-- Required work --
The lines to copy are those with "align" in them. Pull each one from the entries below.
--- Records supplied Enclosed Below ---
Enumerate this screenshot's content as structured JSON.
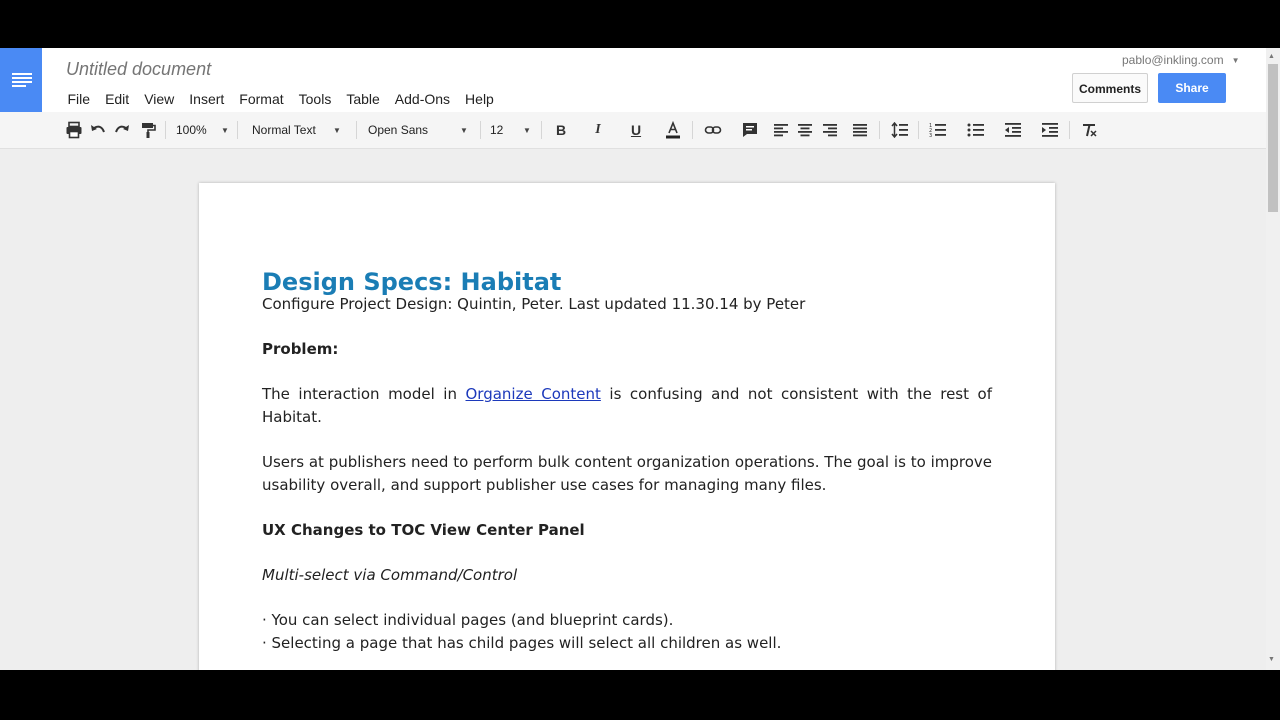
{
  "header": {
    "title": "Untitled document",
    "menus": [
      "File",
      "Edit",
      "View",
      "Insert",
      "Format",
      "Tools",
      "Table",
      "Add-Ons",
      "Help"
    ],
    "account": "pablo@inkling.com",
    "comments_label": "Comments",
    "share_label": "Share",
    "share_color": "#4a8af4"
  },
  "toolbar": {
    "zoom": "100%",
    "style": "Normal Text",
    "font": "Open Sans",
    "size": "12",
    "icons": [
      "print-icon",
      "undo-icon",
      "redo-icon",
      "paint-format-icon",
      "bold-icon",
      "italic-icon",
      "underline-icon",
      "text-color-icon",
      "link-icon",
      "comment-icon",
      "align-left-icon",
      "align-center-icon",
      "align-right-icon",
      "align-justify-icon",
      "line-spacing-icon",
      "numbered-list-icon",
      "bulleted-list-icon",
      "decrease-indent-icon",
      "increase-indent-icon",
      "clear-formatting-icon"
    ]
  },
  "document": {
    "heading": "Design Specs: Habitat",
    "heading_color": "#1a7db5",
    "subtitle": "Configure Project Design: Quintin, Peter. Last updated 11.30.14 by Peter",
    "problem_label": "Problem:",
    "para1_before": "The interaction model in ",
    "para1_link": "Organize Content",
    "para1_after": " is confusing and not consistent with the rest of Habitat.",
    "para2": "Users at publishers need to perform bulk content organization operations. The goal is to improve usability overall, and support publisher use cases for managing many files.",
    "section_heading": "UX Changes to TOC View Center Panel",
    "subsection": "Multi-select via Command/Control",
    "bullets": [
      "· You can select individual pages (and blueprint cards).",
      "· Selecting a page that has child pages will select all children as well."
    ]
  }
}
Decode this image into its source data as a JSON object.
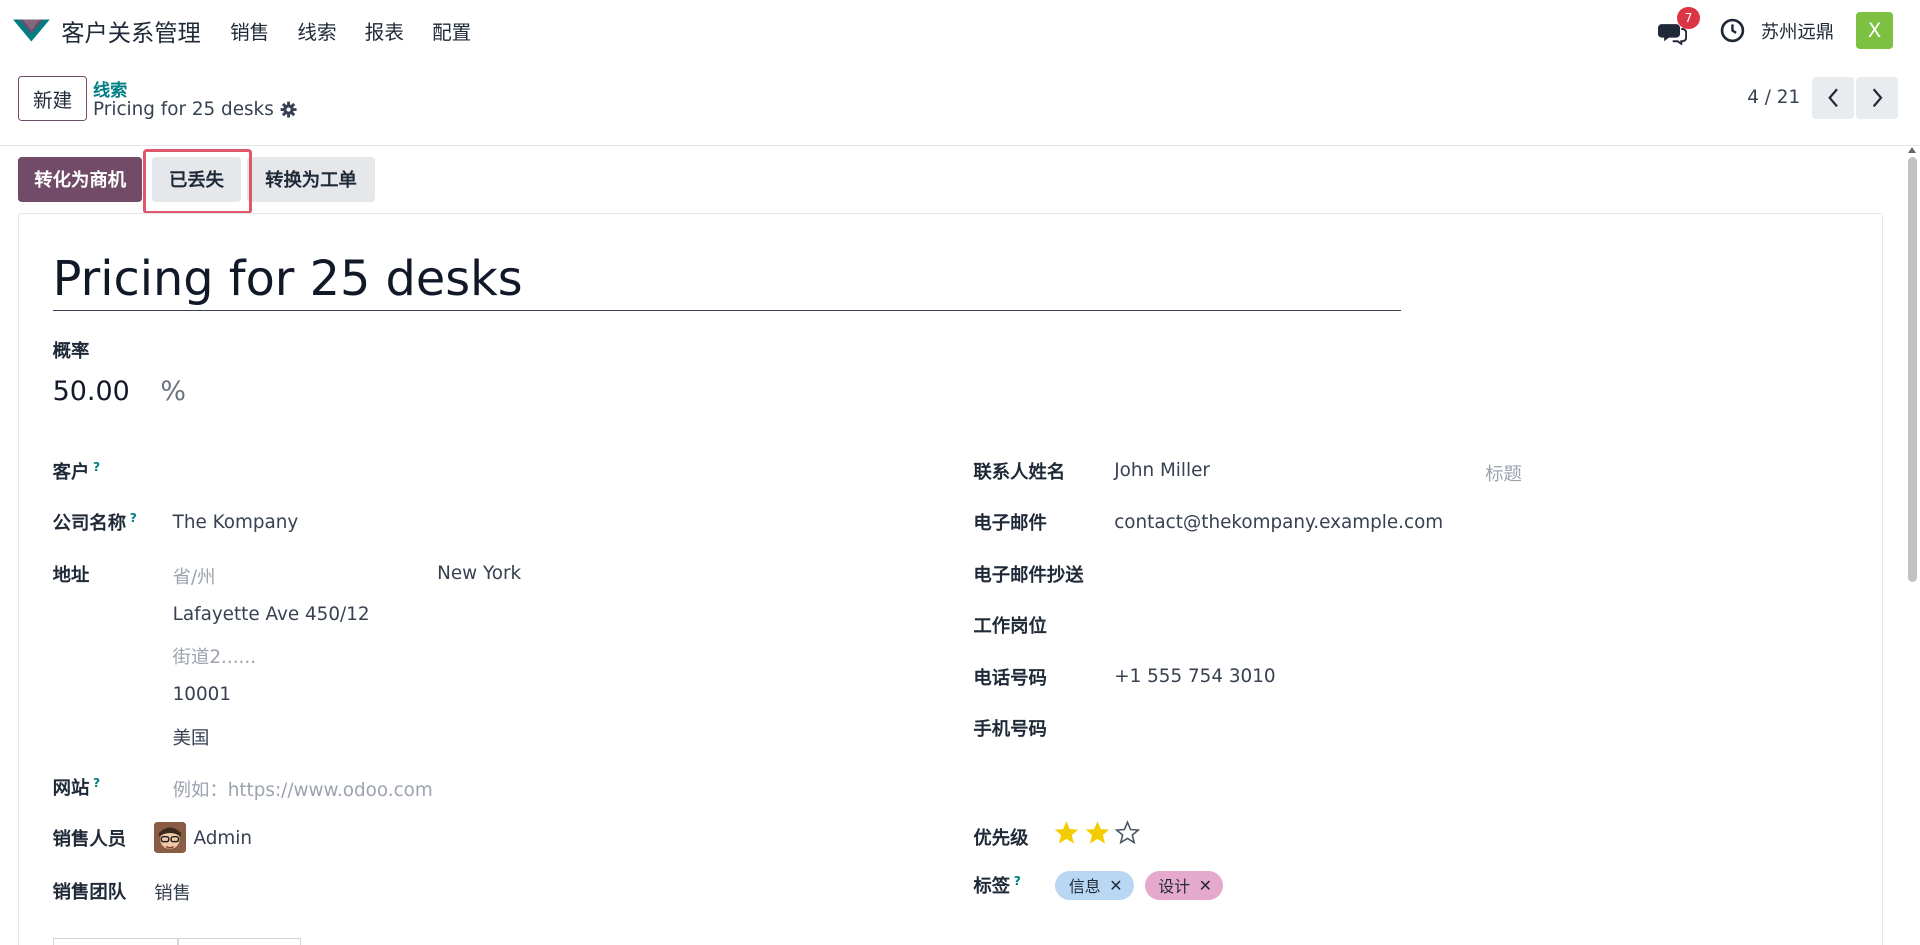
{
  "nav": {
    "app_title": "客户关系管理",
    "items": [
      "销售",
      "线索",
      "报表",
      "配置"
    ],
    "chat_badge": "7",
    "company": "苏州远鼎",
    "user_initial": "X"
  },
  "control": {
    "new_label": "新建",
    "breadcrumb": "线索",
    "record_title": "Pricing for 25 desks",
    "pager": "4 / 21"
  },
  "actions": {
    "convert_opportunity": "转化为商机",
    "lost": "已丢失",
    "convert_ticket": "转换为工单"
  },
  "form": {
    "title": "Pricing for 25 desks",
    "probability_label": "概率",
    "probability": "50.00",
    "percent": "%",
    "customer_label": "客户",
    "company_label": "公司名称",
    "company": "The Kompany",
    "address_label": "地址",
    "state_placeholder": "省/州",
    "city": "New York",
    "street": "Lafayette Ave 450/12",
    "street2_placeholder": "街道2......",
    "zip": "10001",
    "country": "美国",
    "website_label": "网站",
    "website_placeholder": "例如：https://www.odoo.com",
    "salesperson_label": "销售人员",
    "salesperson": "Admin",
    "sales_team_label": "销售团队",
    "sales_team": "销售",
    "contact_label": "联系人姓名",
    "contact": "John Miller",
    "title_placeholder": "标题",
    "email_label": "电子邮件",
    "email": "contact@thekompany.example.com",
    "email_cc_label": "电子邮件抄送",
    "job_label": "工作岗位",
    "phone_label": "电话号码",
    "phone": "+1 555 754 3010",
    "mobile_label": "手机号码",
    "priority_label": "优先级",
    "priority_stars": 2,
    "priority_max": 3,
    "tags_label": "标签",
    "tags": [
      "信息",
      "设计"
    ],
    "help_mark": "?",
    "tag_remove": "✕"
  },
  "colors": {
    "brand": "#714b67",
    "link": "#017e84",
    "star": "#f3cc00",
    "tag_info": "#b9d7f2",
    "tag_design": "#e5a9cb",
    "highlight": "#e0576b"
  }
}
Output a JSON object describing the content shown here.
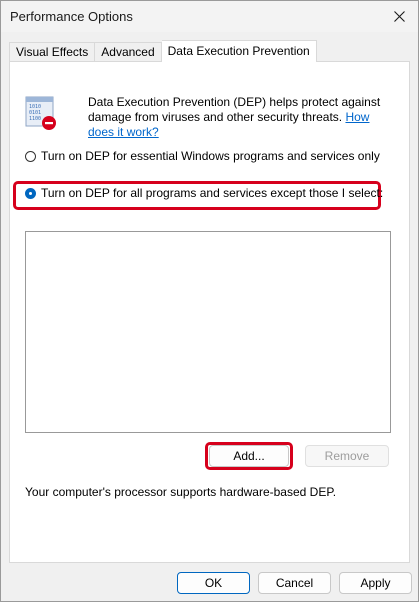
{
  "window": {
    "title": "Performance Options"
  },
  "tabs": [
    {
      "label": "Visual Effects",
      "active": false
    },
    {
      "label": "Advanced",
      "active": false
    },
    {
      "label": "Data Execution Prevention",
      "active": true
    }
  ],
  "dep": {
    "description": "Data Execution Prevention (DEP) helps protect against damage from viruses and other security threats.",
    "link_text": "How does it work?",
    "option_essential": "Turn on DEP for essential Windows programs and services only",
    "option_all": "Turn on DEP for all programs and services except those I select:",
    "selected_option": "all",
    "program_list": [],
    "add_button": "Add...",
    "remove_button": "Remove",
    "support_text": "Your computer's processor supports hardware-based DEP."
  },
  "footer": {
    "ok": "OK",
    "cancel": "Cancel",
    "apply": "Apply"
  },
  "colors": {
    "accent": "#0067c0",
    "highlight": "#d6001c",
    "link": "#0066cc"
  },
  "icons": {
    "dep_icon": "shield-binary-icon",
    "close_icon": "close-icon"
  }
}
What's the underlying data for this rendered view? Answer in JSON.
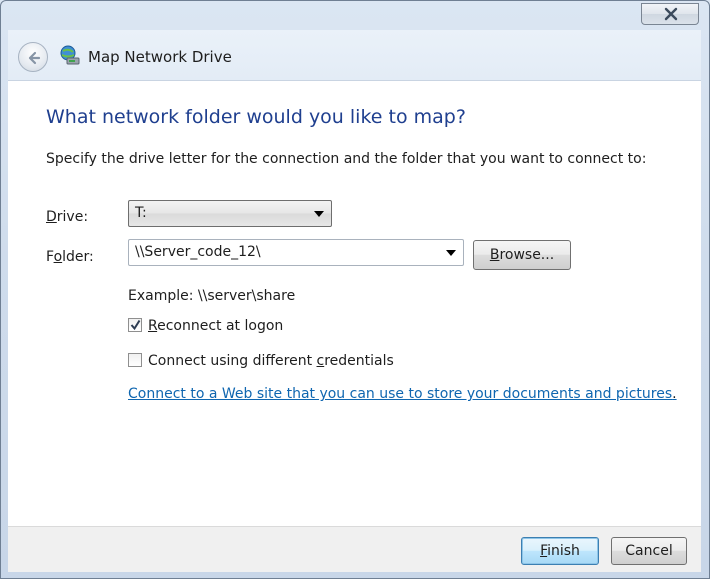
{
  "window": {
    "title": "Map Network Drive",
    "close_icon": "close-icon"
  },
  "header": {
    "back_icon": "back-arrow-icon",
    "app_icon": "network-drive-icon"
  },
  "content": {
    "heading": "What network folder would you like to map?",
    "instructions": "Specify the drive letter for the connection and the folder that you want to connect to:",
    "drive_label_prefix": "",
    "drive_label_accel": "D",
    "drive_label_rest": "rive:",
    "drive_value": "T:",
    "folder_label_prefix": "F",
    "folder_label_accel": "o",
    "folder_label_rest": "lder:",
    "folder_value": "\\\\Server_code_12\\",
    "browse_label_prefix": "",
    "browse_label_accel": "B",
    "browse_label_rest": "rowse...",
    "example_text": "Example: \\\\server\\share",
    "reconnect": {
      "checked": true,
      "label_prefix": "",
      "label_accel": "R",
      "label_rest": "econnect at logon"
    },
    "different_credentials": {
      "checked": false,
      "label_prefix": "Connect using different ",
      "label_accel": "c",
      "label_rest": "redentials"
    },
    "web_link": "Connect to a Web site that you can use to store your documents and pictures",
    "web_link_suffix": "."
  },
  "footer": {
    "finish_label_prefix": "",
    "finish_label_accel": "F",
    "finish_label_rest": "inish",
    "cancel_label": "Cancel"
  },
  "colors": {
    "heading": "#1f3f8f",
    "link": "#0f66b0",
    "default_button_border": "#3c7fb1"
  }
}
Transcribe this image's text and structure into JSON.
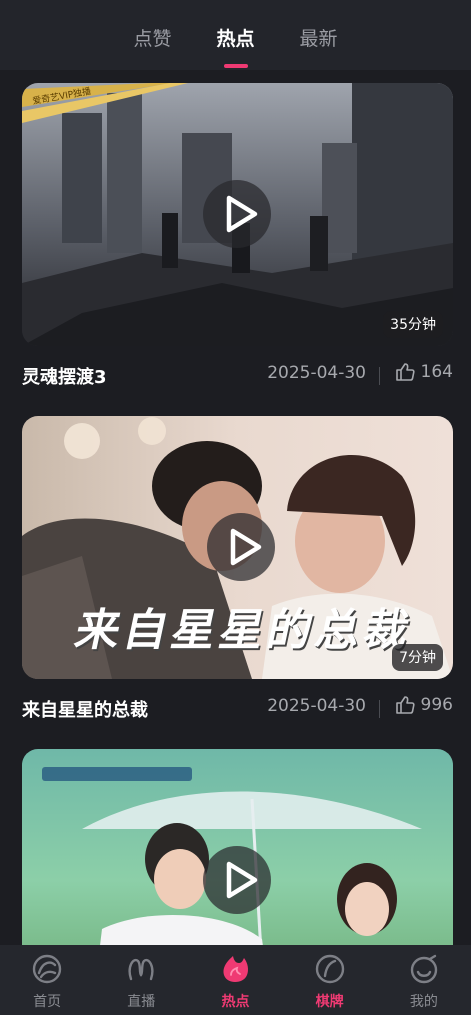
{
  "top_tabs": [
    {
      "label": "点赞",
      "active": false
    },
    {
      "label": "热点",
      "active": true
    },
    {
      "label": "最新",
      "active": false
    }
  ],
  "videos": [
    {
      "title": "灵魂摆渡3",
      "date": "2025-04-30",
      "likes": "164",
      "duration": "35分钟",
      "banner": "爱奇艺VIP独播"
    },
    {
      "title": "来自星星的总裁",
      "date": "2025-04-30",
      "likes": "996",
      "duration": "7分钟",
      "poster_text": "来自星星的总裁"
    },
    {
      "title": "",
      "date": "",
      "likes": "",
      "duration": ""
    }
  ],
  "bottom_nav": [
    {
      "label": "首页",
      "icon": "home-icon",
      "active": false
    },
    {
      "label": "直播",
      "icon": "live-icon",
      "active": false
    },
    {
      "label": "热点",
      "icon": "hot-icon",
      "active": true
    },
    {
      "label": "棋牌",
      "icon": "cards-icon",
      "active": false
    },
    {
      "label": "我的",
      "icon": "profile-icon",
      "active": false
    }
  ],
  "colors": {
    "accent": "#ef3a73",
    "background": "#1c1d22",
    "bar": "#23252b"
  }
}
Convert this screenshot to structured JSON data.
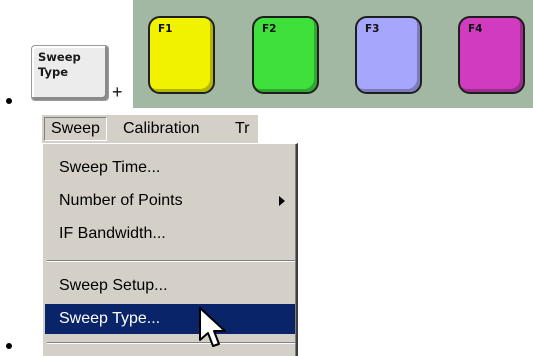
{
  "hardkey": {
    "line1": "Sweep",
    "line2": "Type"
  },
  "plus": "+",
  "fkeys": [
    {
      "label": "F1",
      "color": "#f1f200"
    },
    {
      "label": "F2",
      "color": "#3fe03c"
    },
    {
      "label": "F3",
      "color": "#a6a6fc"
    },
    {
      "label": "F4",
      "color": "#d13bbf"
    }
  ],
  "menubar": {
    "items": [
      "Sweep",
      "Calibration",
      "Tr"
    ]
  },
  "menu": {
    "items": [
      {
        "label": "Sweep Time..."
      },
      {
        "label": "Number of Points",
        "has_submenu": true
      },
      {
        "label": "IF Bandwidth..."
      },
      {
        "label": "Sweep Setup..."
      },
      {
        "label": "Sweep Type...",
        "selected": true
      }
    ],
    "selection_color": "#0a246a"
  },
  "icons": {
    "submenu": "submenu-arrow-icon",
    "cursor": "mouse-pointer-icon"
  }
}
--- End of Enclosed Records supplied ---
-- Expected answer --
      "align-left-icon",
      "align-center-icon",
      "align-right-icon",
      "align-justify-icon",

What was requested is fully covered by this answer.